- Not going to see Chimerica
- The general flat direction and conservative productions in the Michael Grandage season
- Ben Whishaw and Judi Dench in Peter and Alice
Worse thing to happen in theatre in 2013
- The growing trend to not allow people to book seats so that there is only one left on its own
- The continuing upward creep of top-end theatre ticket prices
- The cull of theatre critics across the mainstream press
A rather unusual thing happened to David Grieg whilst he was researching material for The Events (winner of a Fringe First, subject to rave reviews and currently playing at the Young Vic until November); following a feature interview in The Observer he was forced into the position of an issuing a statement via his blog to clarify that his latest work was both not a musical and not about Anders Breivik.

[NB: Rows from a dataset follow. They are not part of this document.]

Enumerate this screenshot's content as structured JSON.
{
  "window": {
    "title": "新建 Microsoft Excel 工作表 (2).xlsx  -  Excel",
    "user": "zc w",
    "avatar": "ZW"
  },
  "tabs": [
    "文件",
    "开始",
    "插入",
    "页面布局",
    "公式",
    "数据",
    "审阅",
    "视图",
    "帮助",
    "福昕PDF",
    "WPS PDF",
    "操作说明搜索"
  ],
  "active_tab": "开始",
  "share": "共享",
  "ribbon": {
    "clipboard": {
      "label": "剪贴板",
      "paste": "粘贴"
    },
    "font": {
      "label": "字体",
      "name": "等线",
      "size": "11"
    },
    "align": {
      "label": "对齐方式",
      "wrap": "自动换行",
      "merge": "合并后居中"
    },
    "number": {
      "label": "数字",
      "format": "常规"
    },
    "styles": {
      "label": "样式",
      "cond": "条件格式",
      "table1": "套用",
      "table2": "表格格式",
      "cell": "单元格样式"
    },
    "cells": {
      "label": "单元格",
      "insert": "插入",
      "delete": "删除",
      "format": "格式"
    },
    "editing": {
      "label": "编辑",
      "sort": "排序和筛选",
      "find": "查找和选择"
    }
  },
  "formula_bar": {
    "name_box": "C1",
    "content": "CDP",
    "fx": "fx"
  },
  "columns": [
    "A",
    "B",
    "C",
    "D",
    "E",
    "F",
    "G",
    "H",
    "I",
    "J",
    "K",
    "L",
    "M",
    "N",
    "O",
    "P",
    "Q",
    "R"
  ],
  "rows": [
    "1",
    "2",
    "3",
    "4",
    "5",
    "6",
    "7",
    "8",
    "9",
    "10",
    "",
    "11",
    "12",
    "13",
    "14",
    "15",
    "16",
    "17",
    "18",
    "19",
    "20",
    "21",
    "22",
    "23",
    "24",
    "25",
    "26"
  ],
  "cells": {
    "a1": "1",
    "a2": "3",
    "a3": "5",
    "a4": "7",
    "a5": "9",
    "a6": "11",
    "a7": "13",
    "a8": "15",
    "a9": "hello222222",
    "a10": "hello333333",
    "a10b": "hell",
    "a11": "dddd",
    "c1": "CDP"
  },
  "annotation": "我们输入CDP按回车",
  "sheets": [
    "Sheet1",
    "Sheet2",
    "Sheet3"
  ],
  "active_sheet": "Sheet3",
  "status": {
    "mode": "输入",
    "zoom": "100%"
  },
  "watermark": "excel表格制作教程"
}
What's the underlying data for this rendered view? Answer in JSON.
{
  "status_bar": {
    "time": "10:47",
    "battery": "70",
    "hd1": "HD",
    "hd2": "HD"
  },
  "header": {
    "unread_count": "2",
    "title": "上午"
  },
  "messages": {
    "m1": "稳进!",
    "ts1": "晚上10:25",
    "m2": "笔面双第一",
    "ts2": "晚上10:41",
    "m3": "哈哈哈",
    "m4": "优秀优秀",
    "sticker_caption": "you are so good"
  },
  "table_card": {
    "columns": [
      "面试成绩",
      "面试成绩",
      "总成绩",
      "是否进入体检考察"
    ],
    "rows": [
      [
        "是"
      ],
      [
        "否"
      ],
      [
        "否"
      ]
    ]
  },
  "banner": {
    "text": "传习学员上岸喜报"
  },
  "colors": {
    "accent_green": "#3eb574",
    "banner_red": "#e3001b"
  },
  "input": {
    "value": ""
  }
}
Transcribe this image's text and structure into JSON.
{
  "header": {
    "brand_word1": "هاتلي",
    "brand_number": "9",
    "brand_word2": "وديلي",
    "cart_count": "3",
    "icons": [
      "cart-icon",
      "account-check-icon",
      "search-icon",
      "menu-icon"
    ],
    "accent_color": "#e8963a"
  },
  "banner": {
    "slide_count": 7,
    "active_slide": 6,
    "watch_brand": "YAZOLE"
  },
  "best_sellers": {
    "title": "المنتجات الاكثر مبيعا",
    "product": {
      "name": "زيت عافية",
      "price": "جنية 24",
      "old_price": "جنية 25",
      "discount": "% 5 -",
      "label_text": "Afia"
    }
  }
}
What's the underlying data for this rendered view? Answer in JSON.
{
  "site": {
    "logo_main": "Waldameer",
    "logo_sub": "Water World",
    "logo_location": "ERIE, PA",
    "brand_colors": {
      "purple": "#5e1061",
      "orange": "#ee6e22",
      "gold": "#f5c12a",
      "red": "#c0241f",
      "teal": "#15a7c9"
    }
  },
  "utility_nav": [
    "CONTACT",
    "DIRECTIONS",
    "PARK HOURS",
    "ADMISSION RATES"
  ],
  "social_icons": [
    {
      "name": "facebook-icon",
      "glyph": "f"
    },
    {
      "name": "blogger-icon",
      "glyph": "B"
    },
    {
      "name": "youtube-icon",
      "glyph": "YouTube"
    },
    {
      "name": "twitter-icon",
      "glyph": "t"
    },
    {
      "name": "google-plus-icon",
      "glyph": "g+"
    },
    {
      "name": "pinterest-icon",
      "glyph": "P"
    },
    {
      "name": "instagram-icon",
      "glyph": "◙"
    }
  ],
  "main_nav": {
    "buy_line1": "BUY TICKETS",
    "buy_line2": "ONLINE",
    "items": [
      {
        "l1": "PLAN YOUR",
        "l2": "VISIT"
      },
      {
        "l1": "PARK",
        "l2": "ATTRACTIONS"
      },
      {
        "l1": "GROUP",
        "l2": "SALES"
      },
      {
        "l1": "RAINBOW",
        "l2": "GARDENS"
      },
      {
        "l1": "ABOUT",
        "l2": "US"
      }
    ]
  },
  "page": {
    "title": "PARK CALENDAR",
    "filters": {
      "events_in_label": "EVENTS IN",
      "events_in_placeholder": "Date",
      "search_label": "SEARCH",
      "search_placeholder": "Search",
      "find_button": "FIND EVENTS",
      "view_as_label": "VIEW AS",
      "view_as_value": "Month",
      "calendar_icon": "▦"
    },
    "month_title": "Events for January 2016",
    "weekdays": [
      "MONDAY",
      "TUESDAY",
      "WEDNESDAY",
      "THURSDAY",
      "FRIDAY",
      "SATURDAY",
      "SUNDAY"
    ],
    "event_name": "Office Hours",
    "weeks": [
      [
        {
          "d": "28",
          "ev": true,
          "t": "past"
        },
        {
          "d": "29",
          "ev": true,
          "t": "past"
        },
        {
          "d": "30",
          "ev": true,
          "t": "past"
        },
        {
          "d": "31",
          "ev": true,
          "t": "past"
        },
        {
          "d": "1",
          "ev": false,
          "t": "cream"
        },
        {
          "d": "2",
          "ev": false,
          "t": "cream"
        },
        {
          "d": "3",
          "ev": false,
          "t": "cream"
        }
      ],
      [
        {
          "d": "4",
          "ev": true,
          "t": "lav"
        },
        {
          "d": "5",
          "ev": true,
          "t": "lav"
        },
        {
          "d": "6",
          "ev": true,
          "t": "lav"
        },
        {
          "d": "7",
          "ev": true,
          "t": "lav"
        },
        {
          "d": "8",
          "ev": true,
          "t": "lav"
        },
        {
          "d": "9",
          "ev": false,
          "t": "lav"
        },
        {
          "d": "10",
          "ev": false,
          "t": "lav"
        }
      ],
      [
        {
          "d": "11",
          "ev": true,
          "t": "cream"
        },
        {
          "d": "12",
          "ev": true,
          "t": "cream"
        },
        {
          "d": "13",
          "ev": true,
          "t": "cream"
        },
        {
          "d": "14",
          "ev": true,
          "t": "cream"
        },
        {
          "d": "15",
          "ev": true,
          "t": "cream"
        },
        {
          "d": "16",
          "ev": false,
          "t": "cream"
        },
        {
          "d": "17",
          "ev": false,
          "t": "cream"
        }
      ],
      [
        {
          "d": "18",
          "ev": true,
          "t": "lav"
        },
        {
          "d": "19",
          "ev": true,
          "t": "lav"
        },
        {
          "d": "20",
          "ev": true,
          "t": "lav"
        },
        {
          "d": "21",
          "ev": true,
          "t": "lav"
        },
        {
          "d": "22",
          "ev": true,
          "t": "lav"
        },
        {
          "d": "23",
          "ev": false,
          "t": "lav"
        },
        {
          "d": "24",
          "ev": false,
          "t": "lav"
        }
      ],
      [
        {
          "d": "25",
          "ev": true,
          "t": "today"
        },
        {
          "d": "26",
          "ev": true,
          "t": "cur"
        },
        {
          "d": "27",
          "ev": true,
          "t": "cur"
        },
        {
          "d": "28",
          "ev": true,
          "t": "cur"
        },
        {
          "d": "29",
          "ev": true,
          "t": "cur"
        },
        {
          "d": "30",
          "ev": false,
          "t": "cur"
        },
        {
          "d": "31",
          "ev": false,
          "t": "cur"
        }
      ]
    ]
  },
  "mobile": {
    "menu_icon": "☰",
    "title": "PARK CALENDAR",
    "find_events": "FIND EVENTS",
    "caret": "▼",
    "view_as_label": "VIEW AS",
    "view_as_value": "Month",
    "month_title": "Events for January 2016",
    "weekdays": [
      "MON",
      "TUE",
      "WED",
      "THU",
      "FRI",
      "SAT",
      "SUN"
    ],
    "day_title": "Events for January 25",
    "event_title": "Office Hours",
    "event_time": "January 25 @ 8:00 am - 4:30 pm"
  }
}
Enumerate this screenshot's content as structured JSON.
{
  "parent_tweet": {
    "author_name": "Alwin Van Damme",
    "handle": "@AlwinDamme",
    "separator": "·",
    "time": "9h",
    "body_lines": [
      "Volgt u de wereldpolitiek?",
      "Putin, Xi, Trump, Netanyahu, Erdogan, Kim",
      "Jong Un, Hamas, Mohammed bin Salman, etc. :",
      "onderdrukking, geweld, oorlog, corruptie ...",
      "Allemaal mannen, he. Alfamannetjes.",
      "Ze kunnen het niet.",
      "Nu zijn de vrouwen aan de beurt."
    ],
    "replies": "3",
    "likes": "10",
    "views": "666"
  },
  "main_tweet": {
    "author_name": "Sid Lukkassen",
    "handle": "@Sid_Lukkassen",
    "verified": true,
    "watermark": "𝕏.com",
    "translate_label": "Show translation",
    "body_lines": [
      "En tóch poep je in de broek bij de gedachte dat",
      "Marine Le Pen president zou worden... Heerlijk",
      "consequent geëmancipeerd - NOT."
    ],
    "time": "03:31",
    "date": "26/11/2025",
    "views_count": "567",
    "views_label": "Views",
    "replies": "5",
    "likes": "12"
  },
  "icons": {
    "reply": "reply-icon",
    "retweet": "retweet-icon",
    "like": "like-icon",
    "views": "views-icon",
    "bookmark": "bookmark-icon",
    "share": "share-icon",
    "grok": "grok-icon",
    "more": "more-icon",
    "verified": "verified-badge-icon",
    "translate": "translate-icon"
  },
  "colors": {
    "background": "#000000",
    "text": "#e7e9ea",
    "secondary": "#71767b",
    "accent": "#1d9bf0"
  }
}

It is a telling moment in the creation of this subtle and quietly devastating work that one of our leading contemporary playwrights felt the need to publically justify his work; it was a moment that was indicative of the undercurrent of sensationalism that surrounds mass public tragedies and which makes it so difficult to discuss them in anything other than the most binary of terms.
There is nothing in The Events that is suggestive of the Breivik shootings, however the themes are as much about that tragedy as it is about Dunblane, Columbine or Sandy Hook. As a play it is at once singular and all-encompassing; Grieg allows the audience to only see glimpses of the tragedy as the play instead looks at the deeper, more powerful questions that arise in the response to a tragic event.
The play is neither cast nor structured in a traditional way; perhaps rightly assuming that to tell the story through a linear narrative would lead to difficulties in ensuring each viewpoint was treated with equal weight, Grieg has chosen to refract a number of positions through his cast of two, and the community choir.
The result is an audience that remains distanced from the emotional impact of the action; an alienating technique that enables the play to take the form of a Socratic dialogue between the two actors. This is developed further in brief, direct interventions with the community choir, who often resemble a Greek chorus providing commentary on the action.
Claire (Neve McIntosh) is the community’s priest who set up the choir that was the focal point of the events, and who acts as a mirror to the audience in looking for answers and explanations for the Boy’s actions. Rudi Dharmalingham plays the Boy – always nameless – and all the other characters in the play.
Claire is on a redemptive quest to find understanding in the Boy’s actions in the belief that doing so will liberate her from a perceived survivor’s guilt. The audience follows her through brief, fragmentary scenes, as Claire tries to gain answers that will provide some form of justification for the events rather than them appearing a senseless act of brutality from which survival was little more than pure luck.
However Claire’s crisis of faith (in both the secular and religious world) helps to shape the deeper narrative, which is a dialogue that sets out the precariousness of modern liberalism when it comes under an extreme and sustained attack. As a lesbian priest with partner and penchant for homemade bread, Claire may be something of a liberal caricature but in her belief and values Claire is reflective of the country that many of the university-educated, metropolitan middle-class assumes Britain to be.